Trust me, I’ve been a journalist for fifteen years and nothing sharpens the mind like the red-hot fear of a looming deadline. Don’t have a publisher breathing down your neck (yet)? Set your own deadline. Make it realistic; you’re not trying to break a record (or your spirit). It could be three hundred words a day. A chapter a week. Hell, we could be talking three sentences. The point is: set a deadline and STICK TO IT. The sense of achievement will power you onto the next deadline. And the next. Until, bingo: a novel.

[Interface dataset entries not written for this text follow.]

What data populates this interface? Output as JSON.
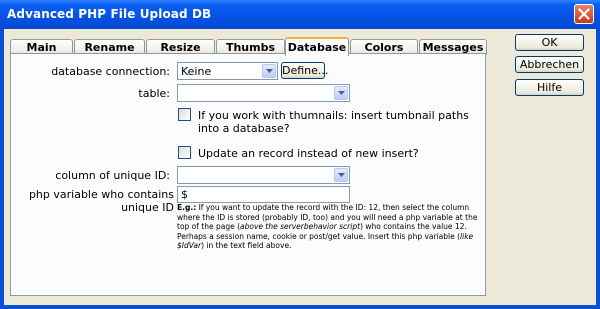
{
  "window": {
    "title": "Advanced PHP File Upload DB"
  },
  "tabs": [
    "Main",
    "Rename",
    "Resize",
    "Thumbs",
    "Database",
    "Colors",
    "Messages"
  ],
  "active_tab": "Database",
  "form": {
    "db_connection_label": "database connection:",
    "db_connection_value": "Keine",
    "define_button": "Define...",
    "table_label": "table:",
    "table_value": "",
    "thumbs_checkbox_label": "If you work with thumnails: insert tumbnail paths into a database?",
    "update_checkbox_label": "Update an record instead of new insert?",
    "unique_id_label": "column of unique ID:",
    "unique_id_value": "",
    "php_var_label": "php variable who contains unique ID",
    "php_var_value": "$"
  },
  "help": {
    "eg": "E.g.:",
    "text1": " If you want to update the record with the ID: 12, then select the column where the ID is stored (probably ID, too) and you will need a php variable at the top of the page (",
    "ital1": "above the serverbehavior script",
    "text2": ") who contains the value 12. Perhaps a session name, cookie or post/get value. Insert this php variable (",
    "ital2": "like $IdVar",
    "text3": ") in the text field above."
  },
  "buttons": {
    "ok": "OK",
    "cancel": "Abbrechen",
    "help": "Hilfe"
  },
  "colors": {
    "titlebar": "#0653e6",
    "dialog_bg": "#ece9d8",
    "active_tab_accent": "#f8b034"
  }
}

So, the day job’s a bugger and the kids suck up your spare time? Get creative. Just because you can’t get to your computer, doesn’t mean you can’t write. I sketched out scenes in my head while breastfeeding. I road-tested dialogue aloud on the school run. Even bleary-eyed outings to cafes with the baby were opportunities to observe the people around me; noting down mannerisms that later made it into the book. I guarantee, the more you think about your book, the easier it is to pick up where you left off. Make sure you know exactly what you’re going to tackle before your bum hits the chair. Which brings me to my next point…
Learn to sprint
You’ve brainstormed your next chapter in the Tesco queue, and finally got twenty minutes to spare? Don’t waste it staring at a blank page. I follow the ‘nifty 350 rule’. When you first sit down to write, bash out 350 words without stopping. Some days it’s drivel, other days it’s dynamite. The point is: it forces you to write, and that’s half the battle. Your writing muscle is just like any other. Train it. You’ll be amazed how your brain starts to respond to quick bursts. And remember this: a fairly good chapter on paper is better than a perfect chapter in your head. As we (very classy) journalists say: polish that turd later.
This is the most important step of all. If you don’t give yourself permission, you’ll never get out of the starter blocks. You can be a good parent/spouse/friend/employee and be selfish, so dump the guilt. Go on, DUMP IT. The world won’t end if you carve out twenty minutes a day for yourself. It just won’t. I know what you’re thinking: maybe I’ll wait until things calm down a bit. But what if they don’t? Or what if they do and you’re no longer inspired? Seize the moment, my friends. Postpone the laundry (why else did the universe invent Febreze?). Plonk your kids in front of the TV for thirty minutes (contrary to modern thinking it won’t kill them). But make a pact with yourself. That small break in the chaos is for you, and you alone. Don’t waste it paying bills or ticking off your to-do list. Good luck!
You can find The Perfect Victim in all the usual places: at your friendly local bookshop, including via Hive, or here or here if you prefer.
There are more great stops coming up on the tour - collect them all - just look at the poster for details.
The Perfect Victim | Corrie Jackson | Zaffre, 16 November 2017 | PB, e 442pp